**WHAT NEEDS TO BE DONE**
Would you copy out the following entries exactly, without any of the pictures?

(App and web page records)

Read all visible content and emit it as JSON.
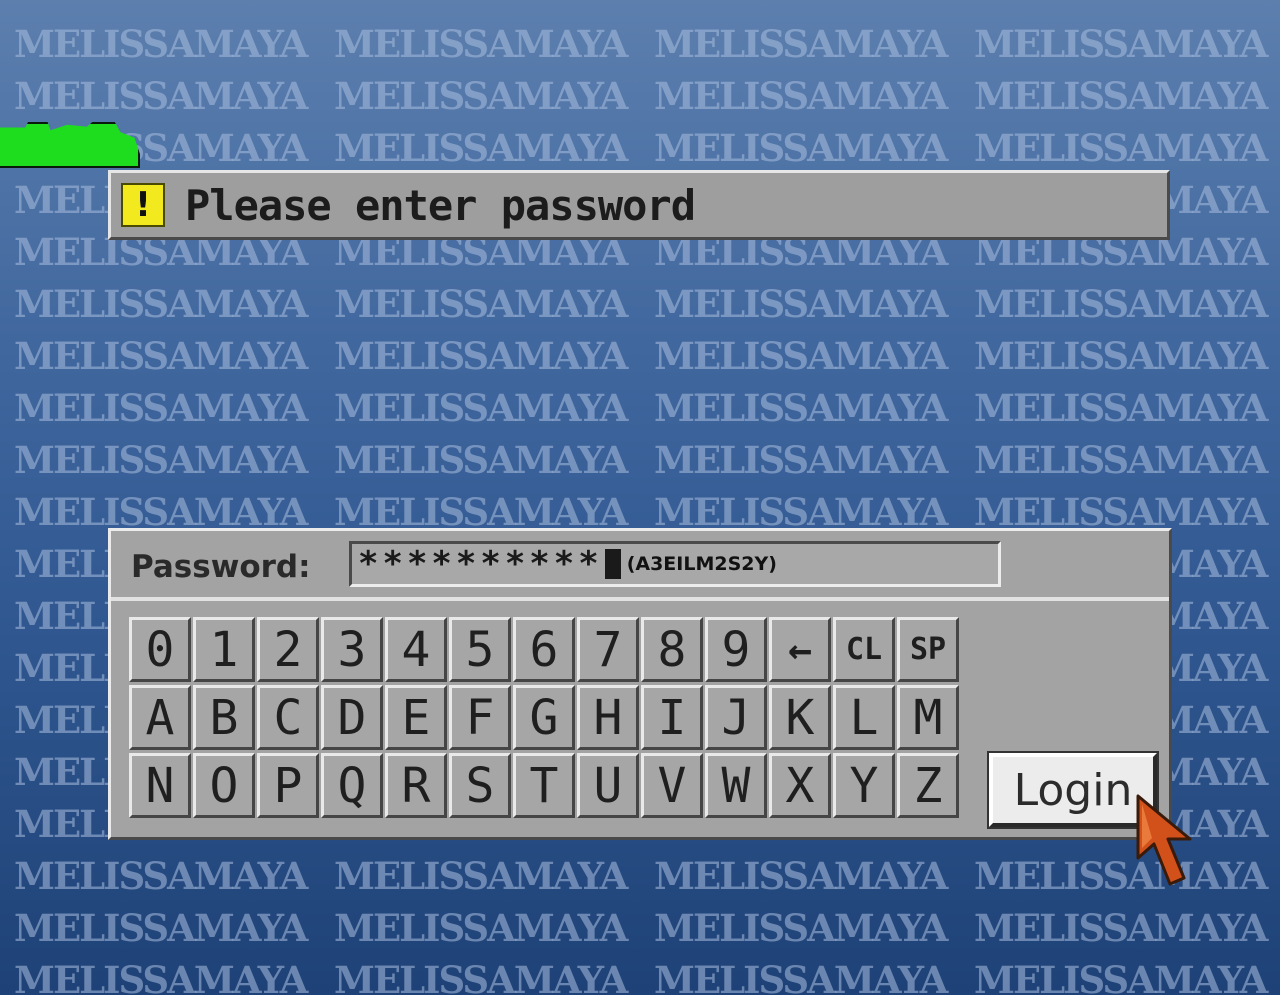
{
  "background": {
    "watermark_text": "MELISSAMAYA",
    "gradient_top": "#5c7fae",
    "gradient_bottom": "#1e4277"
  },
  "logo": {
    "color": "#1edc1e"
  },
  "prompt": {
    "icon_symbol": "!",
    "icon_color": "#f2ea1e",
    "text": "Please enter password"
  },
  "password": {
    "label": "Password:",
    "masked_value": "**********",
    "hint": "(A3EILM2S2Y)"
  },
  "keypad": {
    "keys": [
      "0",
      "1",
      "2",
      "3",
      "4",
      "5",
      "6",
      "7",
      "8",
      "9",
      "←",
      "CL",
      "SP",
      "A",
      "B",
      "C",
      "D",
      "E",
      "F",
      "G",
      "H",
      "I",
      "J",
      "K",
      "L",
      "M",
      "N",
      "O",
      "P",
      "Q",
      "R",
      "S",
      "T",
      "U",
      "V",
      "W",
      "X",
      "Y",
      "Z"
    ]
  },
  "login_button": {
    "label": "Login"
  },
  "cursor": {
    "icon": "mouse-pointer-icon",
    "color": "#d2501a"
  }
}
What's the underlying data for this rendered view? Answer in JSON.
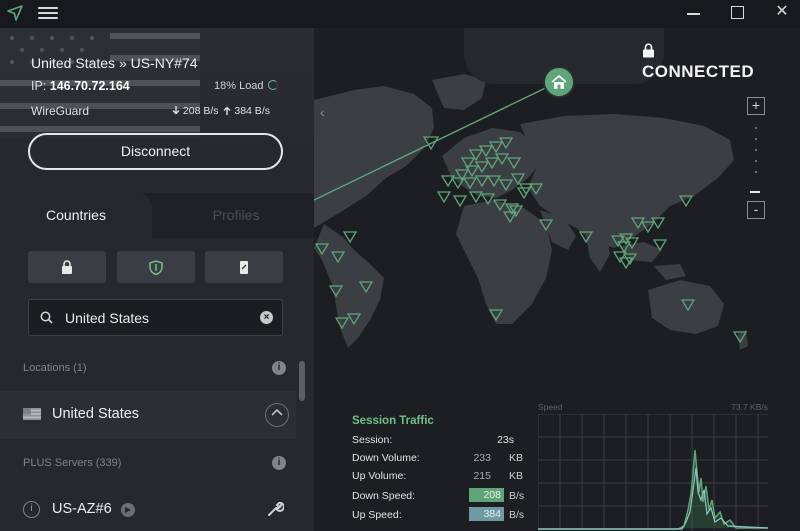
{
  "window": {
    "controls": {
      "minimize": "minimize",
      "maximize": "maximize",
      "close": "✕"
    }
  },
  "connection": {
    "server_title": "United States » US-NY#74",
    "ip_label": "IP:",
    "ip_value": "146.70.72.164",
    "load": "18% Load",
    "load_fraction": 0.18,
    "protocol": "WireGuard",
    "down_speed": "208 B/s",
    "up_speed": "384 B/s",
    "disconnect_label": "Disconnect"
  },
  "tabs": {
    "countries": "Countries",
    "profiles": "Profiles"
  },
  "filters": [
    "secure-core",
    "netshield",
    "streaming"
  ],
  "search": {
    "value": "United States"
  },
  "list": {
    "locations_label": "Locations (1)",
    "country": "United States",
    "plus_label": "PLUS Servers (339)",
    "server": "US-AZ#6"
  },
  "map": {
    "status": "CONNECTED",
    "zoom_in": "+",
    "zoom_out": "-",
    "left_arrow": "‹"
  },
  "traffic": {
    "title": "Session Traffic",
    "rows": [
      {
        "label": "Session:",
        "value": "23s",
        "unit": ""
      },
      {
        "label": "Down Volume:",
        "value": "233",
        "unit": "KB"
      },
      {
        "label": "Up Volume:",
        "value": "215",
        "unit": "KB"
      },
      {
        "label": "Down Speed:",
        "value": "208",
        "unit": "B/s"
      },
      {
        "label": "Up Speed:",
        "value": "384",
        "unit": "B/s"
      }
    ]
  },
  "speed_graph": {
    "label": "Speed",
    "max_label": "73.7 KB/s"
  },
  "colors": {
    "accent": "#5ea67a",
    "up_accent": "#6f9aa3",
    "background": "#1c1e21",
    "panel": "#25282c"
  }
}
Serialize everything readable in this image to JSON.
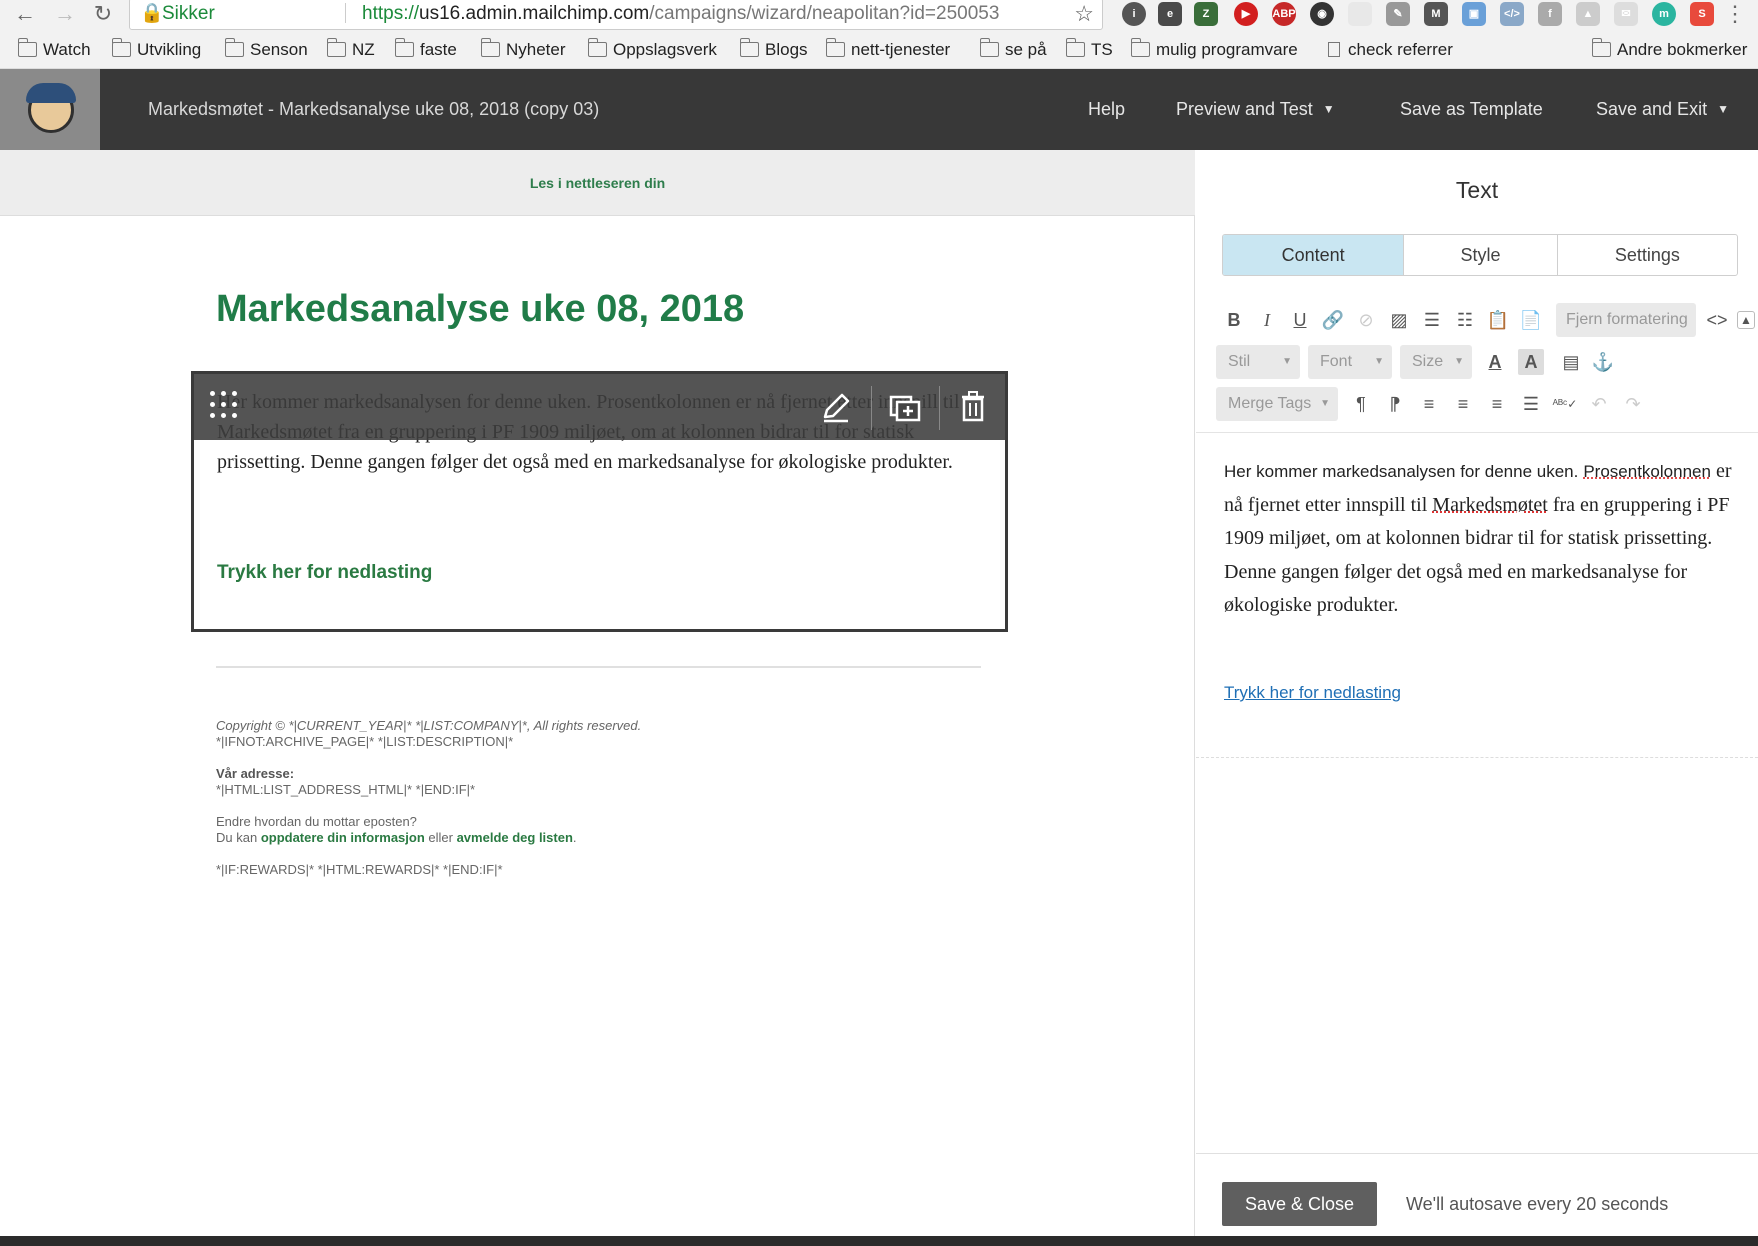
{
  "browser": {
    "secure_label": "Sikker",
    "url_scheme": "https://",
    "url_host": "us16.admin.mailchimp.com",
    "url_path": "/campaigns/wizard/neapolitan?id=250053",
    "bookmarks": [
      "Watch",
      "Utvikling",
      "Senson",
      "NZ",
      "faste",
      "Nyheter",
      "Oppslagsverk",
      "Blogs",
      "nett-tjenester",
      "se på",
      "TS",
      "mulig programvare",
      "check referrer"
    ],
    "other_bookmarks": "Andre bokmerker"
  },
  "app": {
    "campaign_title": "Markedsmøtet - Markedsanalyse uke 08, 2018 (copy 03)",
    "nav": {
      "help": "Help",
      "preview": "Preview and Test",
      "save_template": "Save as Template",
      "save_exit": "Save and Exit"
    }
  },
  "email": {
    "preheader_link": "Les i nettleseren din",
    "heading": "Markedsanalyse uke 08, 2018",
    "body": "Her kommer markedsanalysen for denne uken. Prosentkolonnen er nå fjernet etter innspill til Markedsmøtet fra en gruppering i PF 1909 miljøet, om at kolonnen bidrar til for statisk prissetting. Denne gangen følger det også med en markedsanalyse for økologiske produkter.",
    "download_link": "Trykk her for nedlasting",
    "footer": {
      "copyright": "Copyright © *|CURRENT_YEAR|* *|LIST:COMPANY|*, All rights reserved.",
      "archive": "*|IFNOT:ARCHIVE_PAGE|* *|LIST:DESCRIPTION|*",
      "address_label": "Vår adresse:",
      "address_value": "*|HTML:LIST_ADDRESS_HTML|* *|END:IF|*",
      "change_question": "Endre hvordan du mottar eposten?",
      "change_prefix": "Du kan ",
      "update_link": "oppdatere din informasjon",
      "or_text": " eller ",
      "unsubscribe_link": "avmelde deg listen",
      "period": ".",
      "rewards": "*|IF:REWARDS|* *|HTML:REWARDS|* *|END:IF|*"
    }
  },
  "panel": {
    "title": "Text",
    "tabs": [
      "Content",
      "Style",
      "Settings"
    ],
    "active_tab": "Content",
    "remove_formatting": "Fjern formatering",
    "source_icon": "<>",
    "selects": {
      "style": "Stil",
      "font": "Font",
      "size": "Size",
      "merge_tags": "Merge Tags"
    },
    "editor": {
      "line1_sans": "Her kommer markedsanalysen for denne uken.",
      "line1_word": "Prosentkolonnen",
      "rest_a": "er nå fjernet etter innspill til ",
      "word_spell": "Markedsmøtet",
      "rest_b": " fra en gruppering i PF 1909 miljøet, om at kolonnen bidrar til for statisk prissetting. Denne gangen følger det også med en markedsanalyse for økologiske produkter.",
      "link": "Trykk her for nedlasting"
    },
    "save_close": "Save & Close",
    "autosave": "We'll autosave every 20 seconds"
  }
}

**SOLUTION**
Read all visible content and emit it as JSON.
{
  "background": {
    "watermark_text": "MELISSAMAYA",
    "gradient_top": "#5c7fae",
    "gradient_bottom": "#1e4277"
  },
  "logo": {
    "color": "#1edc1e"
  },
  "prompt": {
    "icon_symbol": "!",
    "icon_color": "#f2ea1e",
    "text": "Please enter password"
  },
  "password": {
    "label": "Password:",
    "masked_value": "**********",
    "hint": "(A3EILM2S2Y)"
  },
  "keypad": {
    "keys": [
      "0",
      "1",
      "2",
      "3",
      "4",
      "5",
      "6",
      "7",
      "8",
      "9",
      "←",
      "CL",
      "SP",
      "A",
      "B",
      "C",
      "D",
      "E",
      "F",
      "G",
      "H",
      "I",
      "J",
      "K",
      "L",
      "M",
      "N",
      "O",
      "P",
      "Q",
      "R",
      "S",
      "T",
      "U",
      "V",
      "W",
      "X",
      "Y",
      "Z"
    ]
  },
  "login_button": {
    "label": "Login"
  },
  "cursor": {
    "icon": "mouse-pointer-icon",
    "color": "#d2501a"
  }
}
What's the underlying data for this rendered view? Answer in JSON.
{
  "window": {
    "controls": {
      "minimize": "minimize",
      "maximize": "maximize",
      "close": "✕"
    }
  },
  "connection": {
    "server_title": "United States » US-NY#74",
    "ip_label": "IP:",
    "ip_value": "146.70.72.164",
    "load": "18% Load",
    "load_fraction": 0.18,
    "protocol": "WireGuard",
    "down_speed": "208 B/s",
    "up_speed": "384 B/s",
    "disconnect_label": "Disconnect"
  },
  "tabs": {
    "countries": "Countries",
    "profiles": "Profiles"
  },
  "filters": [
    "secure-core",
    "netshield",
    "streaming"
  ],
  "search": {
    "value": "United States"
  },
  "list": {
    "locations_label": "Locations (1)",
    "country": "United States",
    "plus_label": "PLUS Servers (339)",
    "server": "US-AZ#6"
  },
  "map": {
    "status": "CONNECTED",
    "zoom_in": "+",
    "zoom_out": "-",
    "left_arrow": "‹"
  },
  "traffic": {
    "title": "Session Traffic",
    "rows": [
      {
        "label": "Session:",
        "value": "23s",
        "unit": ""
      },
      {
        "label": "Down Volume:",
        "value": "233",
        "unit": "KB"
      },
      {
        "label": "Up Volume:",
        "value": "215",
        "unit": "KB"
      },
      {
        "label": "Down Speed:",
        "value": "208",
        "unit": "B/s"
      },
      {
        "label": "Up Speed:",
        "value": "384",
        "unit": "B/s"
      }
    ]
  },
  "speed_graph": {
    "label": "Speed",
    "max_label": "73.7 KB/s"
  },
  "colors": {
    "accent": "#5ea67a",
    "up_accent": "#6f9aa3",
    "background": "#1c1e21",
    "panel": "#25282c"
  }
}
Serialize everything readable in this image to JSON.
{
  "browser": {
    "secure_label": "Sikker",
    "url_scheme": "https://",
    "url_host": "us16.admin.mailchimp.com",
    "url_path": "/campaigns/wizard/neapolitan?id=250053",
    "bookmarks": [
      "Watch",
      "Utvikling",
      "Senson",
      "NZ",
      "faste",
      "Nyheter",
      "Oppslagsverk",
      "Blogs",
      "nett-tjenester",
      "se på",
      "TS",
      "mulig programvare",
      "check referrer"
    ],
    "other_bookmarks": "Andre bokmerker"
  },
  "app": {
    "campaign_title": "Markedsmøtet - Markedsanalyse uke 08, 2018 (copy 03)",
    "nav": {
      "help": "Help",
      "preview": "Preview and Test",
      "save_template": "Save as Template",
      "save_exit": "Save and Exit"
    }
  },
  "email": {
    "preheader_link": "Les i nettleseren din",
    "heading": "Markedsanalyse uke 08, 2018",
    "body": "Her kommer markedsanalysen for denne uken. Prosentkolonnen er nå fjernet etter innspill til Markedsmøtet fra en gruppering i PF 1909 miljøet, om at kolonnen bidrar til for statisk prissetting. Denne gangen følger det også med en markedsanalyse for økologiske produkter.",
    "download_link": "Trykk her for nedlasting",
    "footer": {
      "copyright": "Copyright © *|CURRENT_YEAR|* *|LIST:COMPANY|*, All rights reserved.",
      "archive": "*|IFNOT:ARCHIVE_PAGE|* *|LIST:DESCRIPTION|*",
      "address_label": "Vår adresse:",
      "address_value": "*|HTML:LIST_ADDRESS_HTML|* *|END:IF|*",
      "change_question": "Endre hvordan du mottar eposten?",
      "change_prefix": "Du kan ",
      "update_link": "oppdatere din informasjon",
      "or_text": " eller ",
      "unsubscribe_link": "avmelde deg listen",
      "period": ".",
      "rewards": "*|IF:REWARDS|* *|HTML:REWARDS|* *|END:IF|*"
    }
  },
  "panel": {
    "title": "Text",
    "tabs": [
      "Content",
      "Style",
      "Settings"
    ],
    "active_tab": "Content",
    "remove_formatting": "Fjern formatering",
    "source_icon": "<>",
    "selects": {
      "style": "Stil",
      "font": "Font",
      "size": "Size",
      "merge_tags": "Merge Tags"
    },
    "editor": {
      "line1_sans": "Her kommer markedsanalysen for denne uken.",
      "line1_word": "Prosentkolonnen",
      "rest_a": "er nå fjernet etter innspill til ",
      "word_spell": "Markedsmøtet",
      "rest_b": " fra en gruppering i PF 1909 miljøet, om at kolonnen bidrar til for statisk prissetting. Denne gangen følger det også med en markedsanalyse for økologiske produkter.",
      "link": "Trykk her for nedlasting"
    },
    "save_close": "Save & Close",
    "autosave": "We'll autosave every 20 seconds"
  }
}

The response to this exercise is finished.